  1. Set a clear budget for the expansion. How much money do you have to spend on the expansion? What are your priorities for spending? Having a stable budget will help you stay within your means and make sure that you don’t overspend on the expansion.
  1. Hire a professional contractor. A professional contractor can help you with many aspects of the buildout process, from planning to execution. Ensuring that the contractor has sufficient experience building waste transfer facilities and other public works will be a huge plus.

Why is a Design-build Approach Ideal for such Projects?

There are many reasons to choose a design-build approach when expanding a waste transfer station facility. One of the most important reasons is that it allows for a more coordinated effort between the designers and the builders, leading to a smoother overall process and fewer problems along the way.

Additionally, a design-build approach often leads to cost savings because the designers and builders, as well as the other subcontractors, work together to estimate the overall costs which lead to a more accurate along with possibility of getting work done at a lower cost.

A design-build approach also takes away a lot of risks that you carry as an owner. The burden of project management lies with the design-build contractor, hence you do not have to shoulder the responsibility yourself.


With the right resources and guidance, it is possible to expand a waste transfer station facility, painlessly and successfully. Utilizing these five tips can help you identify potential challenges, plan for them in advance, and ultimately ensure their success.

With this knowledge, your new facility can provide an effective and efficient solution for managing waste materials in your area.

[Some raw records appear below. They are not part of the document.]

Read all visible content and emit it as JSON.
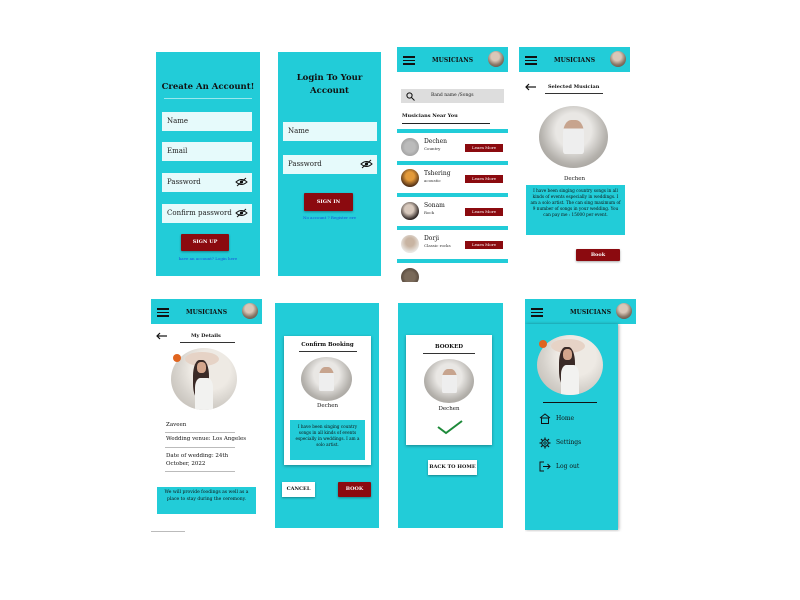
{
  "colors": {
    "accent": "#22ccd8",
    "button": "#8b0a0f",
    "field": "#e6fafb"
  },
  "create": {
    "title": "Create An Account!",
    "fields": [
      "Name",
      "Email",
      "Password",
      "Confirm password"
    ],
    "button": "SIGN UP",
    "link": "have an account? Login here"
  },
  "login": {
    "title": "Login To Your Account",
    "fields": [
      "Name",
      "Password"
    ],
    "button": "SIGN IN",
    "link": "No account ? Register ere"
  },
  "musicians_list": {
    "header": "MUSICIANS",
    "search_placeholder": "Band name /Songs",
    "section": "Musicians Near You",
    "learn": "Learn More",
    "items": [
      {
        "name": "Dechen",
        "genre": "Country"
      },
      {
        "name": "Tshering",
        "genre": "acoustic"
      },
      {
        "name": "Sonam",
        "genre": "Rock"
      },
      {
        "name": "Dorji",
        "genre": "Classic rocks"
      }
    ]
  },
  "selected": {
    "header": "MUSICIANS",
    "title": "Selected Musician",
    "name": "Dechen",
    "bio": "I have been singing country songs in all kinds of events especially in weddings. I am a solo artist. The can sing maximum of 9 number of songs in your wedding. You can pay me : 15000 per event.",
    "button": "Book"
  },
  "details": {
    "header": "MUSICIANS",
    "title": "My Details",
    "name": "Zaveen",
    "venue": "Wedding venue: Los Angeles",
    "date": "Date of wedding: 24th October, 2022",
    "note": "We will provide foodings as well as a place to stay during the ceremony."
  },
  "confirm": {
    "title": "Confirm Booking",
    "name": "Dechen",
    "bio": "I have been singing country songs in all kinds of events especially in weddings. I am a solo artist.",
    "cancel": "CANCEL",
    "book": "BOOK"
  },
  "booked": {
    "title": "BOOKED",
    "name": "Dechen",
    "back": "BACK TO HOME"
  },
  "menu": {
    "header": "MUSICIANS",
    "items": [
      "Home",
      "Settings",
      "Log out"
    ]
  }
}
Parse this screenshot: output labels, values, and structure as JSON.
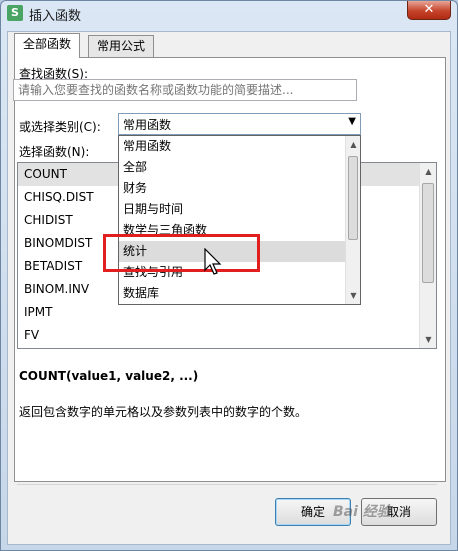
{
  "window": {
    "title": "插入函数",
    "icon_letter": "S",
    "close_glyph": "✕"
  },
  "tabs": [
    {
      "label": "全部函数",
      "active": true
    },
    {
      "label": "常用公式",
      "active": false
    }
  ],
  "search": {
    "label": "查找函数(S):",
    "placeholder": "请输入您要查找的函数名称或函数功能的简要描述..."
  },
  "category": {
    "label": "或选择类别(C):",
    "selected": "常用函数",
    "options": [
      "常用函数",
      "全部",
      "财务",
      "日期与时间",
      "数学与三角函数",
      "统计",
      "查找与引用",
      "数据库"
    ],
    "hovered": "统计"
  },
  "functions": {
    "label": "选择函数(N):",
    "items": [
      "COUNT",
      "CHISQ.DIST",
      "CHIDIST",
      "BINOMDIST",
      "BETADIST",
      "BINOM.INV",
      "IPMT",
      "FV"
    ],
    "selected": "COUNT"
  },
  "detail": {
    "signature": "COUNT(value1, value2, ...)",
    "description": "返回包含数字的单元格以及参数列表中的数字的个数。"
  },
  "buttons": {
    "ok": "确定",
    "cancel": "取消"
  },
  "watermark": "Bai 经验",
  "colors": {
    "highlight": "#e21f1f",
    "close": "#c5442b"
  }
}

Cambridge Companies is a leading design-build company with over 28 years of experience in building waste management infrastructure, including the expansions of transfer stations. We know what it takes to build and run a waste facility safely and efficiently. Talk to us today to get started on your expansion plans.